Date of Award


Degree Name

Doctor of Philosophy




Philip C. Goodell


This Dissertation is the product of several individual multi-disciplinary investigations that cover a variety of topics in mathematics, physics, geology, and geoscience education. The first chapter formulates a better understanding of the timings, magma source, and relationships between dikes and associated magmatic bodies of the Red Bluff Granitic Complex to provide a clearer picture of the evolution of post-Grenville magmatism and tectonism of southwestern USA. The second chapter provides an improved method for representing spatial information in the form of a multidimensional virtual tour where the background map is used as a central object. The third chapter describes two methods to describe the vastness of time: the first a geo-spatial and chronologically organized virtual tour and the second calculates the date of the El Paso/Juarez regional formations proportionally to a 12-month calendar. The fourth chapter describes methods to utilize Google EarthTM to solve for the slope of a path frequently traveled and a new technique for manipulating polygons to calculate volume and surface area. The fifth chapter describes a methodological approach of incorporating motion analysis-based software within the classroom. The sixth chapter discusses the methods and outcomes for a two-year professional development grant for mathematics and Earth science teachers. The primary goal of the program was to encourage teachers to integrate these disciplines into their classrooms.
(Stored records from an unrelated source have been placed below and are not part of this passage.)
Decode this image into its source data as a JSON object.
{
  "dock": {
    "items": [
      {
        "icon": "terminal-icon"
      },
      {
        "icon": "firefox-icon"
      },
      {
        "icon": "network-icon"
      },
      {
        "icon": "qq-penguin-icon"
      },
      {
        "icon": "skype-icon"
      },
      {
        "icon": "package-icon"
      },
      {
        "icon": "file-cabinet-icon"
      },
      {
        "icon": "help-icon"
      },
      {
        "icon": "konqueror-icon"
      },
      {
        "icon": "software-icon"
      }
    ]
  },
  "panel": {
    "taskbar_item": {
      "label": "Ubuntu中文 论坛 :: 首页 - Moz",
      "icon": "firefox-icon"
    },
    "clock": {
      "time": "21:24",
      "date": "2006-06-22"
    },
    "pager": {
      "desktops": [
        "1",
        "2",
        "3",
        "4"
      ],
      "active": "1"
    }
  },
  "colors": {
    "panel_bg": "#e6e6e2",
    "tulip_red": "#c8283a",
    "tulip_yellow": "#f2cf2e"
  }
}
Received from ProQuest

File Size

175 pages

File Format


Rights Holder

Anthony M. Alvarez